Some days, Copper is simply a boy, and other days, Copper struggles for his identity as a son, student, friend and person. Together with his uncle, he examines the invisible threads that tie us all together in the wild weaving of life.

I found this book to be a reminder that we should maintain our sense of curiosity and wonder throughout adulthood, remaining sensitive to new ideas, different cultures and changing perspectives. “How Do You Live?” offers a reinvigorated look at our humanness and I feel it would be a wonderful book to savor slowly, no matter your age.

Review by Mora Rehm, Paul Sawyier Public Library

“The Library Book” by Susan Orlean

“The Library Book” by Susan Orlean is a fascinating exploration of the Los Angeles Public Library fire intertwined with the author’s journey into the world of libraries. Orlean’s narrative, resembling a gripping novel, delves into the importance of libraries, making it a fitting read for April and Library Week.

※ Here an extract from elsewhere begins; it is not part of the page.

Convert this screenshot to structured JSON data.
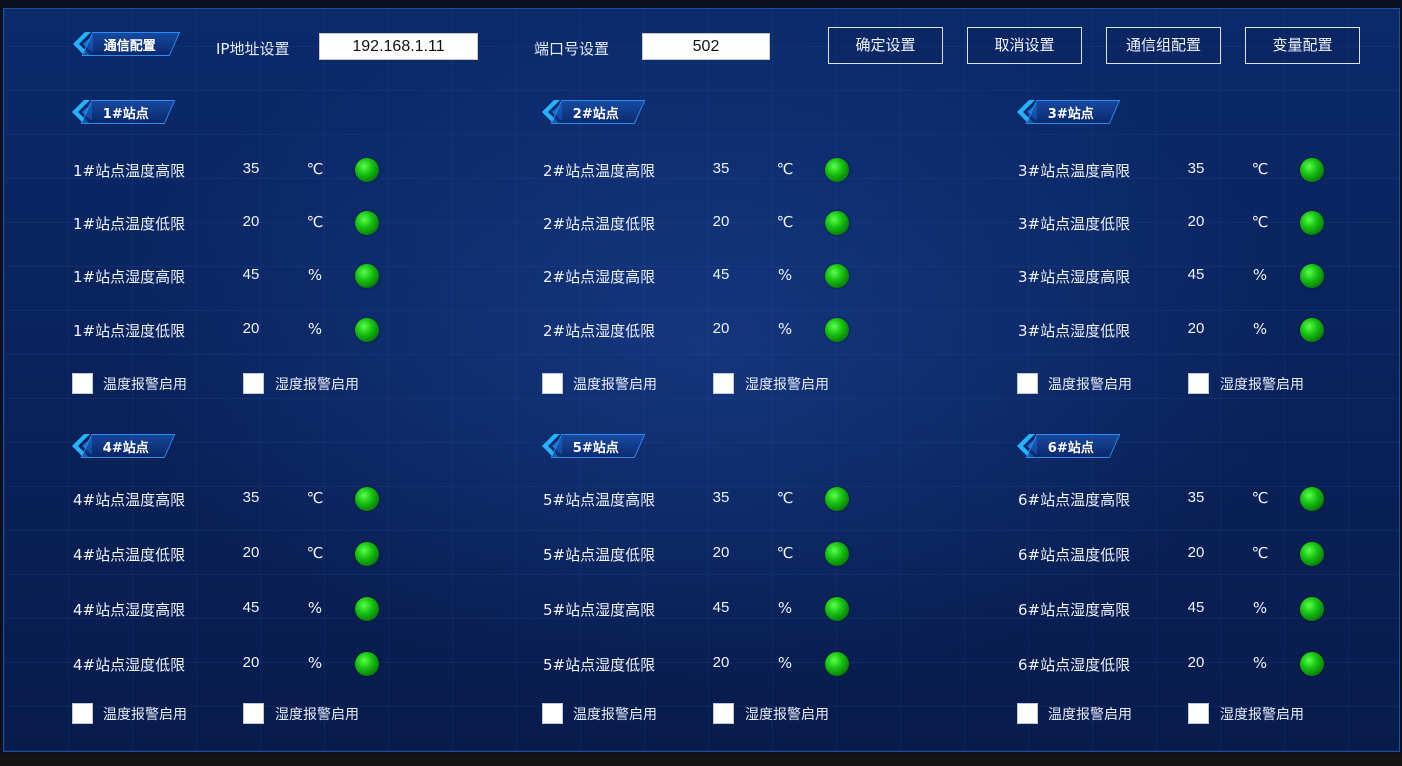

As someone who is usually attracted to science-fiction books, such as “The Martian” and mystery thriller authors like Dan Brown, I appreciated Orlean’s skillful storytelling, which seamlessly merged the past and present.

The book not only chronicles the devastating fire but also celebrates the resilience of libraries in our digital age. Orlean skillfully expresses the crucial role libraries play as community hubs, fostering knowledge, connection and cultural preservation. In an era dominated by technology, “The Library Book” serves as a poignant reminder of the enduring relevance and vitality of libraries.

Orlean’s meticulous research and engaging prose elevate the narrative, making it a book that is easy to keep reading for readers with diverse literary preferences. Through this well-crafted exploration, she successfully highlights how libraries continue to shape and enrich our lives, making it a timely and compelling choice for April and a great read for Library Week 2024.

Review by Nick Buchner, Paul Sawyier Public Library